Task item: Go through the records below and report each line with "phone" in it.

Source material:
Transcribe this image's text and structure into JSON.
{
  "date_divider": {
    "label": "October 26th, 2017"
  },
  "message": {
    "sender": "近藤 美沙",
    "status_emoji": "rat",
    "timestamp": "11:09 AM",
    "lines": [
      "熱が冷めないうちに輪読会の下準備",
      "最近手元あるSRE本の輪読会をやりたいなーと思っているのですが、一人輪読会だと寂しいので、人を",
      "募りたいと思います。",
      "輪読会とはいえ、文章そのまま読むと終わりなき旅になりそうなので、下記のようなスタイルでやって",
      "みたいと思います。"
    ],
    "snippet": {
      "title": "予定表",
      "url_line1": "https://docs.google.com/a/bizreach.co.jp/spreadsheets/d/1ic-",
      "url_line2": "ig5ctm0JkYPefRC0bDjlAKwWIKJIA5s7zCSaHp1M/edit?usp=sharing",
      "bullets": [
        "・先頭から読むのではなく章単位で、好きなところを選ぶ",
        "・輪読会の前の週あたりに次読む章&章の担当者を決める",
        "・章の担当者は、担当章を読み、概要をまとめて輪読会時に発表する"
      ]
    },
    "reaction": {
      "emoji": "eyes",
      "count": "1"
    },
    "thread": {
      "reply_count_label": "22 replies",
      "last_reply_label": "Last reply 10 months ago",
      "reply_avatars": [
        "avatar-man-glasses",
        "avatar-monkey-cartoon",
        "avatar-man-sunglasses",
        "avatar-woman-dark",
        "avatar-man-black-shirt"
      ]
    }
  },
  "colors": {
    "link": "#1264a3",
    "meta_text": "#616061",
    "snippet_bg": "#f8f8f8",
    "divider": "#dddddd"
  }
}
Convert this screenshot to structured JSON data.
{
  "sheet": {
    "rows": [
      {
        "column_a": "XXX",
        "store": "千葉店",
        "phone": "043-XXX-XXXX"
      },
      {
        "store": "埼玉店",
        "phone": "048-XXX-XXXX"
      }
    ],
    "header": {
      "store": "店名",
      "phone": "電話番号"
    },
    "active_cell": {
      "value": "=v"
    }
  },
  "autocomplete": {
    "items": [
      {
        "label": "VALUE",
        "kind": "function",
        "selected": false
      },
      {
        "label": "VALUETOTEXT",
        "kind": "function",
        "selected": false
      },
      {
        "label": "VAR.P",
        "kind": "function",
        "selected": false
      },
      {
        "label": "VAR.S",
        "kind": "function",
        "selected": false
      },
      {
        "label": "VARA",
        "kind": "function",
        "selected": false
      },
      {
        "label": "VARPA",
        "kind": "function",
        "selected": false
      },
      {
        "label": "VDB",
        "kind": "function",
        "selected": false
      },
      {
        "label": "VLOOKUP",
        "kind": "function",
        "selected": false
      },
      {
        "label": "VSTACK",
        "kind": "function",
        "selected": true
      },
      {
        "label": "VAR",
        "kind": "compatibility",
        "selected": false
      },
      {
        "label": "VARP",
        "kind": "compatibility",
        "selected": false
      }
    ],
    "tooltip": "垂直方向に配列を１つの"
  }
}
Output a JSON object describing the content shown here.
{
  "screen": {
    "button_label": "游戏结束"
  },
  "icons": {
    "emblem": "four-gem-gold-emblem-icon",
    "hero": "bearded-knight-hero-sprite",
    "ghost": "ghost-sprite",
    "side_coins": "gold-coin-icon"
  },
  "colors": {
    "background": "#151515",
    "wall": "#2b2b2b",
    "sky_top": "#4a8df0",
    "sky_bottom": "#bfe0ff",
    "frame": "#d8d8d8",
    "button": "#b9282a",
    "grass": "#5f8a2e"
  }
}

Problem solution:
        "phone": "043-XXX-XXXX"
        "phone": "048-XXX-XXXX"
      "phone": "電話番号"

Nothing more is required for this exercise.